There are two types of estates in Scotland – a small estate, with an inventory value of less than £36,000, and a large estate, which is any inventory with a value above this amount.

When creating the inventory, you do not include any debts or costs that are still to be paid, such as a mortgage balance, funeral expenses, or bills owed.

If there is a will, this will say what the deceased wants to happen with their estate. The will may also include funeral instructions and should also appoint an Executor who will be eligible to apply for confirmation.

If there isn’t a will, sometimes referred to as Intestate, the procedure to follow will depend on the size of the estate. For a small estate, there are additional steps, and you need to be appointed Executor using the dative petition procedure. This can be quite complex and follows the Rights of Succession for Scotland.

In these cases, call the National Bereavement Service helpline for free* at 0800 0246 121 and we can offer support.

We also recommend you seek legal advice from a solicitor (we can help) or advice from the Citizens Advice Bureau.

Fees involved in confirmation

The fees to be paid are based on the value of the inventory, plus the cost of the certificate of confirmation. Read more here.

Do you need a bond of caution?

If there is no will, you might need to get something called a ‘bond of caution from a guarantor in order to get confirmation.

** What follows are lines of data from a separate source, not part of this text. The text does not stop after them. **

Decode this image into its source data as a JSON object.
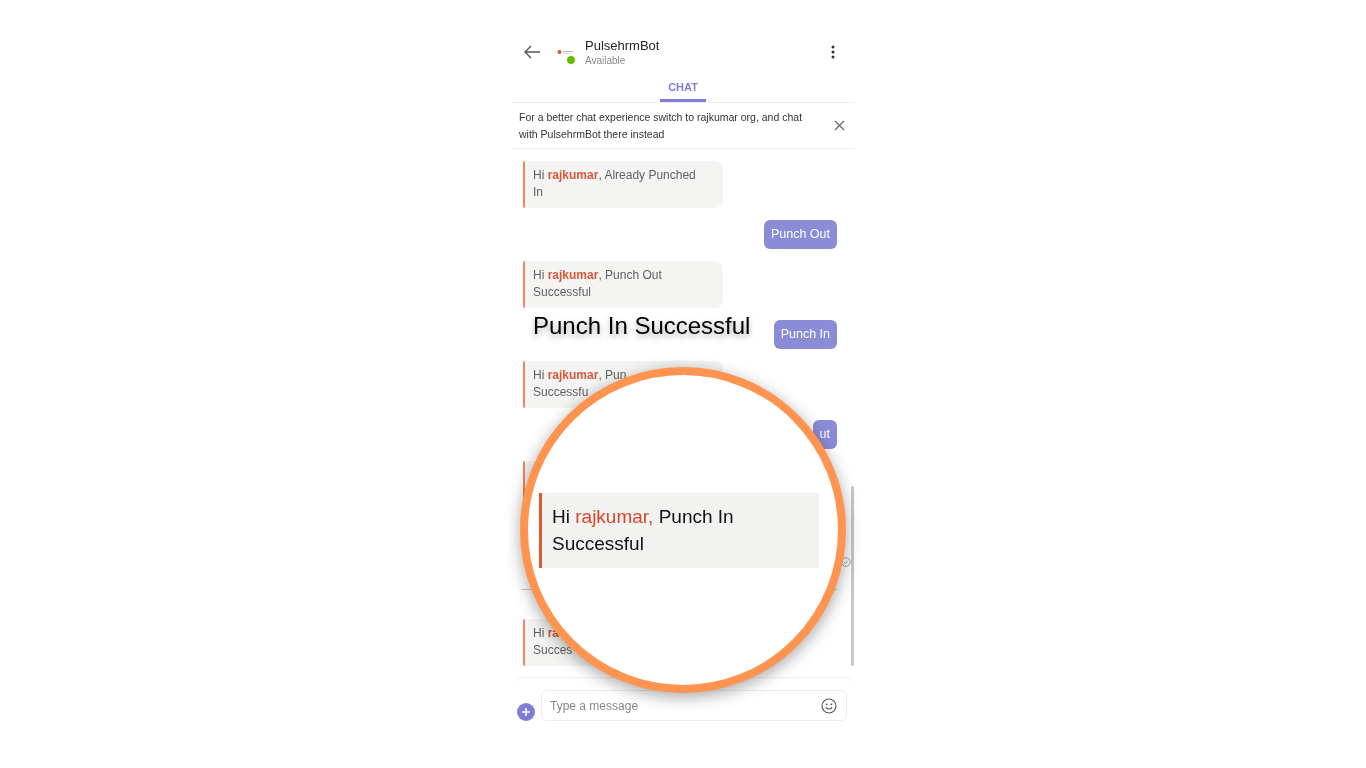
{
  "header": {
    "name": "PulsehrmBot",
    "status": "Available",
    "online": true
  },
  "tabs": [
    {
      "label": "CHAT",
      "selected": true
    }
  ],
  "banner": {
    "text": "For a better chat experience switch to rajkumar org, and chat with PulsehrmBot there instead"
  },
  "messages": [
    {
      "kind": "bot",
      "lines": [
        "Hi **rajkumar**, Already Punched",
        "In"
      ]
    },
    {
      "kind": "user",
      "text": "Punch Out"
    },
    {
      "kind": "bot",
      "lines": [
        "Hi **rajkumar**, Punch Out",
        "Successful"
      ]
    },
    {
      "kind": "user",
      "text": "Punch In"
    },
    {
      "kind": "bot",
      "lines": [
        "Hi **rajkumar**, Pun",
        "Successfu"
      ]
    },
    {
      "kind": "user",
      "text": "ut"
    },
    {
      "kind": "covered"
    },
    {
      "kind": "receipt"
    },
    {
      "kind": "divider"
    },
    {
      "kind": "bot",
      "lines": [
        "Hi **ra**",
        "Succes"
      ]
    }
  ],
  "caption": "Punch In Successful",
  "magnifier": {
    "greeting": "Hi",
    "name": "rajkumar,",
    "text": "Punch In Successful"
  },
  "composer": {
    "placeholder": "Type a message"
  }
}
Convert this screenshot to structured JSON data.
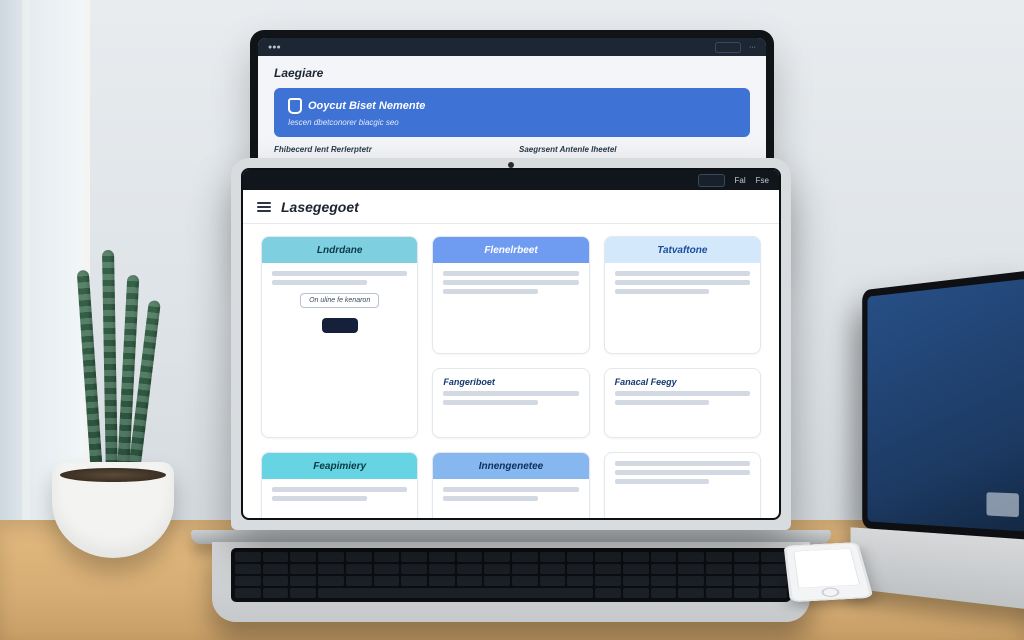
{
  "back_monitor": {
    "brand": "Laegiare",
    "menu_items": [
      "",
      "",
      ""
    ],
    "search_label": "",
    "hero_title": "Ooycut Biset Nemente",
    "hero_sub": "Iescen dbetconorer biacgic seo",
    "col1_heading": "Fhibecerd lent Rerlerptetr",
    "col2_heading": "Saegrsent Antenle Iheetel"
  },
  "laptop": {
    "topbar": {
      "left": "",
      "btn1": "",
      "btn2": "Fal",
      "btn3": "Fse"
    },
    "brand": "Lasegegoet",
    "cards": [
      {
        "title": "Lndrdane",
        "tint": "cyan",
        "outline_btn": "On uline fe kenaron",
        "solid_btn": ""
      },
      {
        "title": "Flenelrbeet",
        "tint": "blue",
        "outline_btn": "",
        "solid_btn": ""
      },
      {
        "title": "Tatvaftone",
        "tint": "light",
        "outline_btn": "",
        "solid_btn": ""
      },
      {
        "title": "",
        "tint": "",
        "sub_title": "Fangeriboet"
      },
      {
        "title": "",
        "tint": "",
        "sub_title": "Fanacal Feegy"
      },
      {
        "title": "Feapimiery",
        "tint": "cyan2",
        "outline_btn": "",
        "solid_btn": ""
      },
      {
        "title": "Innengenetee",
        "tint": "sky",
        "outline_btn": "",
        "solid_btn": ""
      }
    ]
  }
}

This document acts as insurance against someone obtaining Confirmation in Scotland when they’re not actually entitled to do so or failing to distribute assets as required by law.

With small estates, you do not need a bond of caution if you’re the spouse or civil partner of the person who has died and someone from the sheriff clerk’s office has helped you put together your inventory.